== Task to complete ==
Determine which lines of the records include the word "اطلاعات", and copy them.

== Data ==
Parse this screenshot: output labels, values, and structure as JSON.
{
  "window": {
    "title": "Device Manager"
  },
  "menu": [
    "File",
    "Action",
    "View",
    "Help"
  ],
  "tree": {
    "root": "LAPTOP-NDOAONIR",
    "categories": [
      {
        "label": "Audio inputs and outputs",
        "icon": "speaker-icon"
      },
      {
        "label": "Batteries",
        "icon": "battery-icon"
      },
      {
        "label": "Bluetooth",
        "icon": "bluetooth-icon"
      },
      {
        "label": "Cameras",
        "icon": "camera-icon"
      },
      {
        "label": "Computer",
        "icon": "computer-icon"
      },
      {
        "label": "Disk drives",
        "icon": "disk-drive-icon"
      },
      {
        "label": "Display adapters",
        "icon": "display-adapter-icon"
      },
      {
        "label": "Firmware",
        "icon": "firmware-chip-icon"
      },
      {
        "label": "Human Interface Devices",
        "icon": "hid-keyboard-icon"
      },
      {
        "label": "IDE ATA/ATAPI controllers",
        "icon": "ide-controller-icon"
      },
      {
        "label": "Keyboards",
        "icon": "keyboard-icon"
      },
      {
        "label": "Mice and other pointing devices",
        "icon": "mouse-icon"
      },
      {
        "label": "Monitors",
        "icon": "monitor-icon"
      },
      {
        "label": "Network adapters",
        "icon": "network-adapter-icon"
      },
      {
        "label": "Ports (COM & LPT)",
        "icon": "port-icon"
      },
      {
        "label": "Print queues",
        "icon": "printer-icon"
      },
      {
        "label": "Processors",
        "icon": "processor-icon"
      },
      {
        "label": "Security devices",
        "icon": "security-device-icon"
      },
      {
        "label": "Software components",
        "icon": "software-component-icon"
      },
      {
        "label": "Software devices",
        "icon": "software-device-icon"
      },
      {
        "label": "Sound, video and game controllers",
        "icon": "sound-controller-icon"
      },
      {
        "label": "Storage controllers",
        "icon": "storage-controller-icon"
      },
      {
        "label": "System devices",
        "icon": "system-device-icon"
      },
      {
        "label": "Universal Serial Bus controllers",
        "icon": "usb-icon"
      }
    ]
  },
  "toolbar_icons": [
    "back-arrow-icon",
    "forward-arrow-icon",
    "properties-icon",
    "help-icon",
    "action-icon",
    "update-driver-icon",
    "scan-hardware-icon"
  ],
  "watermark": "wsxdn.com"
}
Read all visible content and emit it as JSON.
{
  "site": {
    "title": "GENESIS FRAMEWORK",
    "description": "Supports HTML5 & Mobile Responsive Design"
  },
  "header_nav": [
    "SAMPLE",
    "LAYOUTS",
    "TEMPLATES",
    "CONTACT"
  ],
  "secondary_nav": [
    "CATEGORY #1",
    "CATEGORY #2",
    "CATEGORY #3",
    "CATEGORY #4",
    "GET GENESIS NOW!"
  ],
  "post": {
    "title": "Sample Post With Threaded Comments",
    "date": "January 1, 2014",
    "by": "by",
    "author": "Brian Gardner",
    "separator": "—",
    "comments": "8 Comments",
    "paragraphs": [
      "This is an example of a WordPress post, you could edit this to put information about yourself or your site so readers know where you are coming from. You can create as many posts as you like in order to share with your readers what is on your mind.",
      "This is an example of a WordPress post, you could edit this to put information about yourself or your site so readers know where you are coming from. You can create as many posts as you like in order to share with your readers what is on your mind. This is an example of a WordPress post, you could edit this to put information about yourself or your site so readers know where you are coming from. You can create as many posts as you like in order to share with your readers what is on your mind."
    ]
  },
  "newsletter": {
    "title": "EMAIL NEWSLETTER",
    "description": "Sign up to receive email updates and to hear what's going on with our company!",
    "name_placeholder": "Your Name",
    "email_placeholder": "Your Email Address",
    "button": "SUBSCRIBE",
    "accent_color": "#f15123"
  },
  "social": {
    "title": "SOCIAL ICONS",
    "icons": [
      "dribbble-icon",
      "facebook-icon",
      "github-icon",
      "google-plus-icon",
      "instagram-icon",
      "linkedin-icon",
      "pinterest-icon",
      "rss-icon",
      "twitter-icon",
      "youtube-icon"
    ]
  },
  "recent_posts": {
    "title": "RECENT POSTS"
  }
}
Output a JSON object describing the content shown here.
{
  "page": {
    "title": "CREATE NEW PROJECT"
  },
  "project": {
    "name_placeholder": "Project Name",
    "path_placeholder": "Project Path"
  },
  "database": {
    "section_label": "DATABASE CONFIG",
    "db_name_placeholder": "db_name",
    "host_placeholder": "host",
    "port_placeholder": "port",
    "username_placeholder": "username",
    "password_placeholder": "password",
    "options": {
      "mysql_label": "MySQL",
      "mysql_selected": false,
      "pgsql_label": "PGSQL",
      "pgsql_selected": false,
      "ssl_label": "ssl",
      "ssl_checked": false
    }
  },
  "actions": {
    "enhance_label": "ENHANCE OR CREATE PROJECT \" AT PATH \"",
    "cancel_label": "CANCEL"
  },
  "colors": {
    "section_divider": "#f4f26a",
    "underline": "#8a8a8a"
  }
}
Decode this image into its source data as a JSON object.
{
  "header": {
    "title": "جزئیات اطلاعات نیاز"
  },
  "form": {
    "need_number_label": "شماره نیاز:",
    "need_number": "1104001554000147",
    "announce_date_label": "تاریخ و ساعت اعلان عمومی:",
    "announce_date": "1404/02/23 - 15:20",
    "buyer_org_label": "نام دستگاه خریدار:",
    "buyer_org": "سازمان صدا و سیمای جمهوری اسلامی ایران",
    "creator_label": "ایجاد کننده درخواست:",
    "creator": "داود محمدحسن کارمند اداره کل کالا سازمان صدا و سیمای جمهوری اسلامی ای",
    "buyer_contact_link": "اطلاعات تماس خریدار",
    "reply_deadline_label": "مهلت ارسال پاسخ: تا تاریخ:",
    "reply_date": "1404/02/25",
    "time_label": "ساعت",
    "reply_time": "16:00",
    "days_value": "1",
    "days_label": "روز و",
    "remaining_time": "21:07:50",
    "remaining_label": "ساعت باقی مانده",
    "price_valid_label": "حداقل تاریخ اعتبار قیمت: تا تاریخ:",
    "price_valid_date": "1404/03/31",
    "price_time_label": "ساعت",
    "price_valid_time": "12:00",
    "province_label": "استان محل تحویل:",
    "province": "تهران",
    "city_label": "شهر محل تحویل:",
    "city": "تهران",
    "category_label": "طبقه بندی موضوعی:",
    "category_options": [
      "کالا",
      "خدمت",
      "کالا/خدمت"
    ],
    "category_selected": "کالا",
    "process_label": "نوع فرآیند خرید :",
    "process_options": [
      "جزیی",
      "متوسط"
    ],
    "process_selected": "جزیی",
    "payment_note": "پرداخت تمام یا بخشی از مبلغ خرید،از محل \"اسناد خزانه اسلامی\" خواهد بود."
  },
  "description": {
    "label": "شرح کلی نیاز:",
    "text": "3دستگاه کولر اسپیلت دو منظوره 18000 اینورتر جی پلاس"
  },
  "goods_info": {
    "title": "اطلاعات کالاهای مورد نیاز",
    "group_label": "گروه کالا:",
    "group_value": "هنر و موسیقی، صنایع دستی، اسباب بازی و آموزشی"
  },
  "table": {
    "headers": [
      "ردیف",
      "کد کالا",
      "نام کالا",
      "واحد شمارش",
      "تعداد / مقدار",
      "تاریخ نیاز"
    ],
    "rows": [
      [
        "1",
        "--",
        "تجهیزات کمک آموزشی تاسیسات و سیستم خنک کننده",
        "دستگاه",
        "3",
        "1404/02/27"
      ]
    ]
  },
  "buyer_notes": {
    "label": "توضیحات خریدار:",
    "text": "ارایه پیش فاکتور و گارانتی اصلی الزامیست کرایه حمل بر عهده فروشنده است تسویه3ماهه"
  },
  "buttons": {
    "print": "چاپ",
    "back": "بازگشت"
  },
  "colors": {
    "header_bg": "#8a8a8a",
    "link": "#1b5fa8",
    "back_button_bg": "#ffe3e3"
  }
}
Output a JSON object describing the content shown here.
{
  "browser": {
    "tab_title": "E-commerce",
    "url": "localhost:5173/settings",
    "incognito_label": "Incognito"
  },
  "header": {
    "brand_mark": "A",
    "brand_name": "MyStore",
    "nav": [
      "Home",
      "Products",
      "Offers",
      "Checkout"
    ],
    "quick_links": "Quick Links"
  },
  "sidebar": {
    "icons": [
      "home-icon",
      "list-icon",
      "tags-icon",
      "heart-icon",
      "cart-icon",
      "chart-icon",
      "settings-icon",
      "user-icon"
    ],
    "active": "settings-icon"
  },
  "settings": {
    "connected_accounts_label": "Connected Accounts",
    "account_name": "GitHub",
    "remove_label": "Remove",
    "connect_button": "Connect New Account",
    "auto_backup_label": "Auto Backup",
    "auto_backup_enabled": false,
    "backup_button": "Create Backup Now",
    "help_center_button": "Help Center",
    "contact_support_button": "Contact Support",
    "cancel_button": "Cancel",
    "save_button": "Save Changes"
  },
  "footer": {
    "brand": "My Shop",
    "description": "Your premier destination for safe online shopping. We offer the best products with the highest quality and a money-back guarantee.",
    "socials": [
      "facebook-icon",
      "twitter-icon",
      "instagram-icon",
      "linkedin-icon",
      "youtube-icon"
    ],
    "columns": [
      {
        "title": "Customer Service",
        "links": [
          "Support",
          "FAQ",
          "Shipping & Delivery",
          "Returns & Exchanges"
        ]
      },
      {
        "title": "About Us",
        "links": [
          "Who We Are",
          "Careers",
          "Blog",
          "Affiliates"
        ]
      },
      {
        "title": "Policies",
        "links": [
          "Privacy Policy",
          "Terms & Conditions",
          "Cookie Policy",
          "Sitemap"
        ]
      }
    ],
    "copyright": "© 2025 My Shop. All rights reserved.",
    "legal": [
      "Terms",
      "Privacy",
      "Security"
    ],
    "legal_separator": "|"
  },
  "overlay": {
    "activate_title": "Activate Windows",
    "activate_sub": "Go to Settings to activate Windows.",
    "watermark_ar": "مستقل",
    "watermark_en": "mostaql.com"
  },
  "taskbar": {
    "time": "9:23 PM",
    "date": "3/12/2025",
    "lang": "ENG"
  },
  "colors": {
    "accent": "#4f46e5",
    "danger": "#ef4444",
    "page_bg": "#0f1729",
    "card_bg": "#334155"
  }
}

== Exercise output ==
    "title": "جزئیات اطلاعات نیاز"
    "buyer_contact_link": "اطلاعات تماس خریدار",
    "title": "اطلاعات کالاهای مورد نیاز",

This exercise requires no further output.